Friday, April 7, 2017
I learned long before counseling that I often reveal things about myself that I didn't realize myself until I share it. My mother is in a care center. A hip replacement started the ball rolling but the final decision was based on her increasing dementia. I tried to visit her several times a week but the visits were getting more and more difficult. I shared my opinion with my siblings about the issues involved. I wrote that I would be reducing my visits since she saw me as the weakest link and badgered me more and more each visit. I pondered why this seemed to happen. Didn't take long for me to remember incident after incident after incident where I would give into to what she wanted.
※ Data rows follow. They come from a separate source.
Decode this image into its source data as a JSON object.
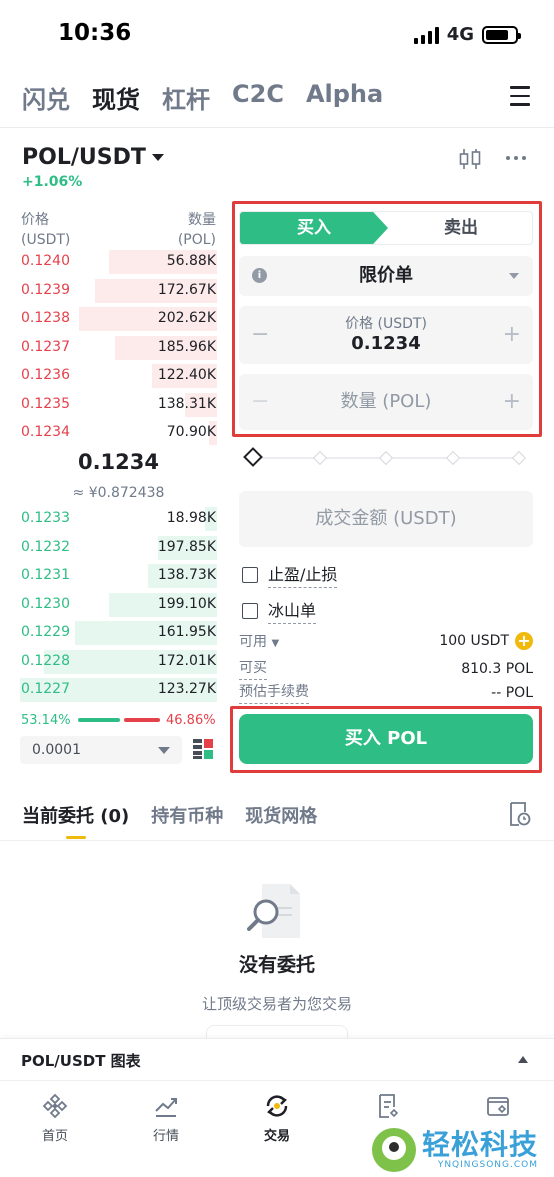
{
  "status_bar": {
    "time": "10:36",
    "network": "4G"
  },
  "top_tabs": [
    "闪兑",
    "现货",
    "杠杆",
    "C2C",
    "Alpha"
  ],
  "top_tabs_active": 1,
  "pair": {
    "symbol": "POL/USDT",
    "change": "+1.06%"
  },
  "orderbook": {
    "price_header": "价格",
    "price_unit": "(USDT)",
    "qty_header": "数量",
    "qty_unit": "(POL)",
    "asks": [
      {
        "price": "0.1240",
        "qty": "56.88K",
        "depth": 0.55
      },
      {
        "price": "0.1239",
        "qty": "172.67K",
        "depth": 0.62
      },
      {
        "price": "0.1238",
        "qty": "202.62K",
        "depth": 0.7
      },
      {
        "price": "0.1237",
        "qty": "185.96K",
        "depth": 0.52
      },
      {
        "price": "0.1236",
        "qty": "122.40K",
        "depth": 0.33
      },
      {
        "price": "0.1235",
        "qty": "138.31K",
        "depth": 0.16
      },
      {
        "price": "0.1234",
        "qty": "70.90K",
        "depth": 0.04
      }
    ],
    "last_price": "0.1234",
    "last_fiat": "≈ ¥0.872438",
    "bids": [
      {
        "price": "0.1233",
        "qty": "18.98K",
        "depth": 0.06
      },
      {
        "price": "0.1232",
        "qty": "197.85K",
        "depth": 0.3
      },
      {
        "price": "0.1231",
        "qty": "138.73K",
        "depth": 0.35
      },
      {
        "price": "0.1230",
        "qty": "199.10K",
        "depth": 0.55
      },
      {
        "price": "0.1229",
        "qty": "161.95K",
        "depth": 0.72
      },
      {
        "price": "0.1228",
        "qty": "172.01K",
        "depth": 0.88
      },
      {
        "price": "0.1227",
        "qty": "123.27K",
        "depth": 1.0
      }
    ],
    "buy_ratio": "53.14%",
    "sell_ratio": "46.86%",
    "precision": "0.0001"
  },
  "order_form": {
    "buy_tab": "买入",
    "sell_tab": "卖出",
    "order_type": "限价单",
    "price_label": "价格 (USDT)",
    "price_value": "0.1234",
    "qty_placeholder": "数量 (POL)",
    "total_placeholder": "成交金额 (USDT)",
    "tp_sl": "止盈/止损",
    "iceberg": "冰山单",
    "available_label": "可用",
    "available_value": "100 USDT",
    "can_buy_label": "可买",
    "can_buy_value": "810.3 POL",
    "fee_label": "预估手续费",
    "fee_value": "-- POL",
    "buy_button": "买入 POL"
  },
  "orders_tabs": [
    "当前委托 (0)",
    "持有币种",
    "现货网格"
  ],
  "empty": {
    "title": "没有委托",
    "subtitle": "让顶级交易者为您交易"
  },
  "chart_bar": "POL/USDT 图表",
  "nav": [
    "首页",
    "行情",
    "交易",
    "",
    ""
  ],
  "watermark": {
    "name": "轻松科技",
    "domain": "YNQINGSONG.COM"
  },
  "colors": {
    "green": "#2ebd85",
    "red": "#e5414b",
    "yellow": "#f0b90b"
  }
}
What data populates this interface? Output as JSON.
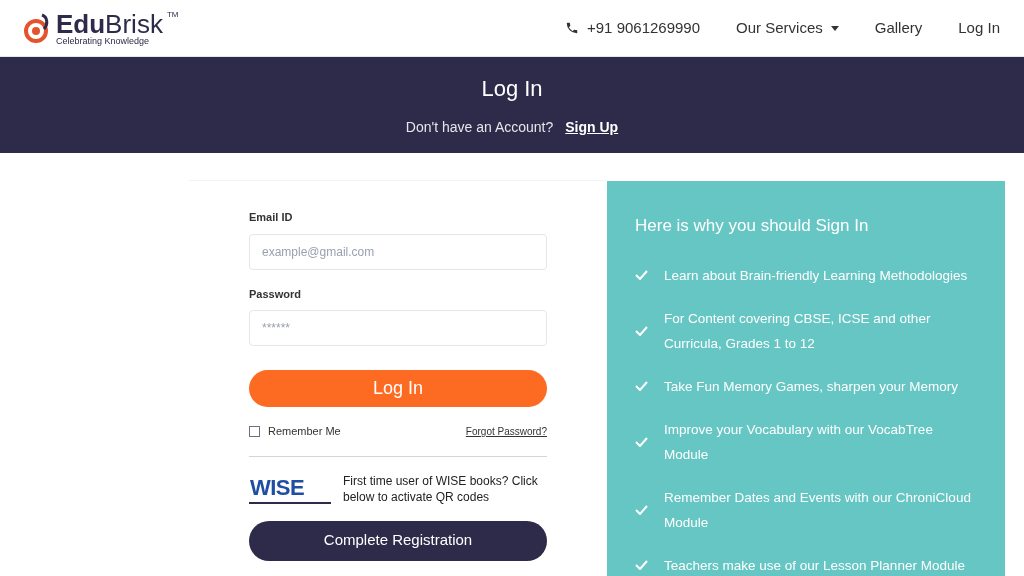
{
  "header": {
    "logo": {
      "part_1": "Edu",
      "part_2": "Brisk",
      "trademark": "TM",
      "tagline": "Celebrating Knowledge"
    },
    "phone": "+91 9061269990",
    "nav": [
      {
        "label": "Our Services",
        "kind": "dropdown"
      },
      {
        "label": "Gallery",
        "kind": "link"
      },
      {
        "label": "Log In",
        "kind": "link"
      }
    ]
  },
  "banner": {
    "title": "Log In",
    "prompt": "Don't have an Account?",
    "link": "Sign Up"
  },
  "form": {
    "email": {
      "label": "Email ID",
      "placeholder": "example@gmail.com"
    },
    "password": {
      "label": "Password",
      "placeholder": "******"
    },
    "submit": "Log In",
    "remember": {
      "label": "Remember Me",
      "checked": false
    },
    "forgot": "Forgot Password?",
    "wise": {
      "logo": "WISE",
      "text": "First time user of WISE books? Click below to activate QR codes"
    },
    "register": "Complete Registration"
  },
  "benefits": {
    "title": "Here is why you should Sign In",
    "items": [
      "Learn about Brain-friendly Learning Methodologies",
      "For Content covering CBSE, ICSE and other Curricula, Grades 1 to 12",
      "Take Fun Memory Games, sharpen your Memory",
      "Improve your Vocabulary with our VocabTree Module",
      "Remember Dates and Events with our ChroniCloud Module",
      "Teachers make use of our Lesson Planner Module"
    ]
  }
}
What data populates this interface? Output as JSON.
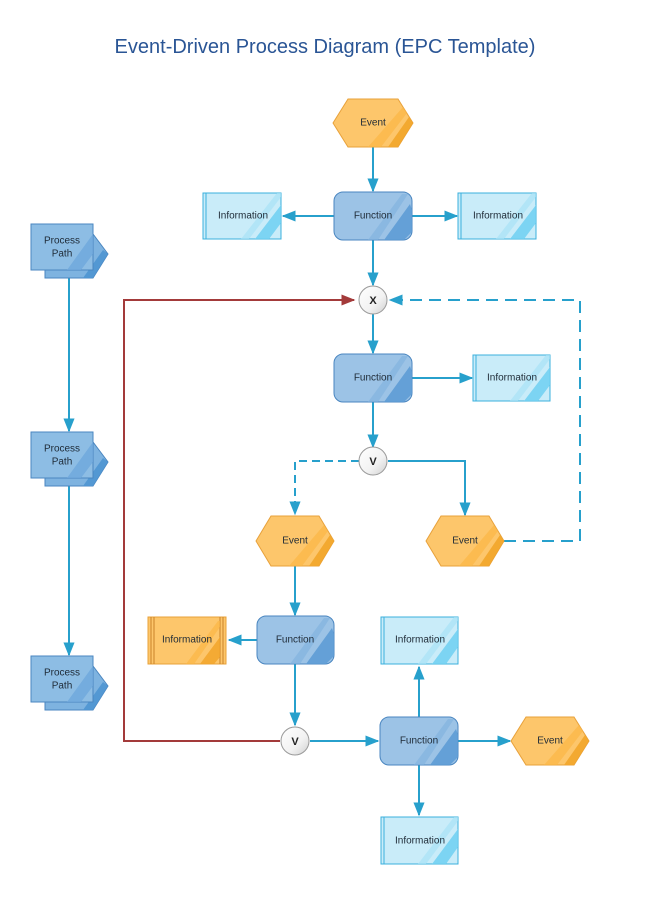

I was raised with the 'peace at all cost' mantra and 'take care of your mother.' The expectation was never that mother should care for me. I was her care giver. Designated provider of happiness and meeting her demands. If I didn't, she would threaten, whine, demand until I gave in and I did give in over and over and over again. I would set a boundary she would ignore it. Before she broke her hip, I was going no contact with her as much as possible. I reduced seeing her to about once a month and sometimes less. I was doing pretty good. I liked how little I saw her. Then she broke her hip in a bad fall. I felt a ton of guilt. I also struggled with my definition of who I was and what would I do regardless of my mother's behavior. My sister and daughter categorically informed I was nuts for going to see her. I did it anyway. Weird, huh. Then an incident came up with a formal complaint against a nurse. I happened to visit the day my mother lodged the complaint. The nurse was professional but didn't put up with her nonsense and constant demands and counter commands. Yes, she would tell the nurse one thing then as soon as the nurse did it, mother demanded the opposite. The nurse walked away. I almost cheered. The complaint was lodged. I was able to explain to the nurses supervisor about mother choosing favorites and lying about those that are not favorites. The complaint was reconsidered. A different nurse was assigned. We had a meeting with the doctor and he stated, "One person has your whole family in turmoil." I needed to hear this from an outside source. It was a relief to me to have someone else 'see' the insanity of 7 people running around frantically trying to appease one demanding person. I learned at a young age that she would say, "He that's doing to doing does it their way." However, the consequences are "do it my way or there will be hell to pay." I walked on egg shells constantly jumping when she said jump. She expects me to do the same now. She expects me to volunteer to care for her, like I have always done. The best years of our relationship was when I lived a 1000 miles away. Over the phone we had a decent relationship because I still didn't know that my mother can talk the talk but doesn't walk the walk. I decided for my own self-preservation I must reduce my visits with her because every kindness, every gentle gesture, in my mother's perspective is one more piece of evidence that I am the weakest link. Her badgering, complaining, and tantrums are getting worse with me. The longer she stays in the care center the more desperate she will become. To her, I am always the weakest link. They call it tough love for a reason because when you have a tender caring heart, it is tough to listen to her pleading and still say no. No is the healthy loving answer even when she rejects it.